1 Thessalonians 2:2 KJV

But even after that we had suffered before, and were shamefully entreated, as ye know, at Philippi, we were bold in our God to speak unto you the gospel of God with much contention.


Sometimes preaching is attached with great liberty:

  • It is obvious that the hearers are connecting with the message
  • There is a spirit among the congregation as a whole that is conducive to preaching
  • The preacher feels at home and senses an agreement among the congregation for his message.


Such was, I think, Paul’s experience in writing the book of Philippians.[1] Here we are reminded that, though Paul had a genuine connection with the church at Philippi, it had not been an easy ministry there. He moved then to Thessalonica where Paul’s testimony was that he preached with boldness and much contention.


  • Preaching there was a labor, a struggle.
  • Preaching there incited anger among his hearers.
  • Preaching there was not associated with great liberty but
  • Preaching there did produce great results.

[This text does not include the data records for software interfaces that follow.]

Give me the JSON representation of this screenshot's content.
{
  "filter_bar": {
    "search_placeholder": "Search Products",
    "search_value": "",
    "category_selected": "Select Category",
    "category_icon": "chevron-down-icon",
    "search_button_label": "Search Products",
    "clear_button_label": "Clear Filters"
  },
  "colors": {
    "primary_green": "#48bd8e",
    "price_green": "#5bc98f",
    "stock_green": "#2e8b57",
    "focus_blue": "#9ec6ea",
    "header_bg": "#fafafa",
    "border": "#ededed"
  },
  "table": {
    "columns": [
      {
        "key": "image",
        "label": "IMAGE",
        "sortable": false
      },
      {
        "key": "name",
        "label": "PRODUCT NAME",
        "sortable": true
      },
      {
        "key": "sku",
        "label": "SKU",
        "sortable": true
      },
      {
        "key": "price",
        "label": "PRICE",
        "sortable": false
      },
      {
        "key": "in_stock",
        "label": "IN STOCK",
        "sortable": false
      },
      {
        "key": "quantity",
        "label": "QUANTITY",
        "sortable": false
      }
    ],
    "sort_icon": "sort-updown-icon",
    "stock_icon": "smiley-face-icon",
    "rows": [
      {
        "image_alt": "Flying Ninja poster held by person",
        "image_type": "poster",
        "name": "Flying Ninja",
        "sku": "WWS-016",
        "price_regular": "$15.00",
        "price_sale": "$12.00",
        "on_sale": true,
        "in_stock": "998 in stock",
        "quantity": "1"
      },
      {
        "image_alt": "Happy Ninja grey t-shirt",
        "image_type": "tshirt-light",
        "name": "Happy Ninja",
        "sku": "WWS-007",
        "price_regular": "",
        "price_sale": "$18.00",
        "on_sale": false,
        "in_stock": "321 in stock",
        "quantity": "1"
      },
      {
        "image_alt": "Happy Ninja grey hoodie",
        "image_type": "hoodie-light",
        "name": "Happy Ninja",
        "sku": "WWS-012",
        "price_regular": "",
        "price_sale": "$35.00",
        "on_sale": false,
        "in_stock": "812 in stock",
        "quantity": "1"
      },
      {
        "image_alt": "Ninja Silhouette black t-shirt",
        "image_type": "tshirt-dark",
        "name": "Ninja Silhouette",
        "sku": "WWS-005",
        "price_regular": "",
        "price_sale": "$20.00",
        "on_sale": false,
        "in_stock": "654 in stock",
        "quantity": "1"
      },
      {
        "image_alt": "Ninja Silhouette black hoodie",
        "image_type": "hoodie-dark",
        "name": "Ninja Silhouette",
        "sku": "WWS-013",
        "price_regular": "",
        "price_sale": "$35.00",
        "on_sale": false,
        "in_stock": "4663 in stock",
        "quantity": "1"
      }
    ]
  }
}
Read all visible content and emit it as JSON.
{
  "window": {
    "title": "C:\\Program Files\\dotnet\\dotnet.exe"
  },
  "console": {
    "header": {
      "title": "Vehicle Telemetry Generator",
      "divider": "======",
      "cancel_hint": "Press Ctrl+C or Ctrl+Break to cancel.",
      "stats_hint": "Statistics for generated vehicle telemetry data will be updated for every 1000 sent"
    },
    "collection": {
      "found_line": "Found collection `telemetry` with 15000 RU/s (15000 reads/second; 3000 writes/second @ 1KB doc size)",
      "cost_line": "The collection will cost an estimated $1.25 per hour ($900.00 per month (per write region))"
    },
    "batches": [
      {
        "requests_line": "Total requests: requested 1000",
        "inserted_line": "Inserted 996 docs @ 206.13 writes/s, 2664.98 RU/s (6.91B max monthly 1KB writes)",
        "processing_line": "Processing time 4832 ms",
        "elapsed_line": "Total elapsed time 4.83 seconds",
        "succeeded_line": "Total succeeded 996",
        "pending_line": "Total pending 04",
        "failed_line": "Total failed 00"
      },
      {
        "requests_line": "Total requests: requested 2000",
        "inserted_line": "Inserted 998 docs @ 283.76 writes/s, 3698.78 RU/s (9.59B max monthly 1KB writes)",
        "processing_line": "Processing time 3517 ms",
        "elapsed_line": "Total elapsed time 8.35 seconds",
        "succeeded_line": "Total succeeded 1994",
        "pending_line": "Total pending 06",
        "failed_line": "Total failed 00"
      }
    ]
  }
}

The greatest opportunities for the gospel are not in those places of the greatest ease and liberty. Paul said of Ephesus that a great and effectual door had been opened to him in there and that there were many adversaries. He did not say “but” there are many adversaries.


I believe that the kind preaching that will change the world will most often be of that sort.

[1] I recognize this was a letter and not a sermon.


For this and more than 3000 earlier Daily Visits with God visit Marvin McKenzie’s blogger page. There you will find daily visits going back to 2007.


effective preaching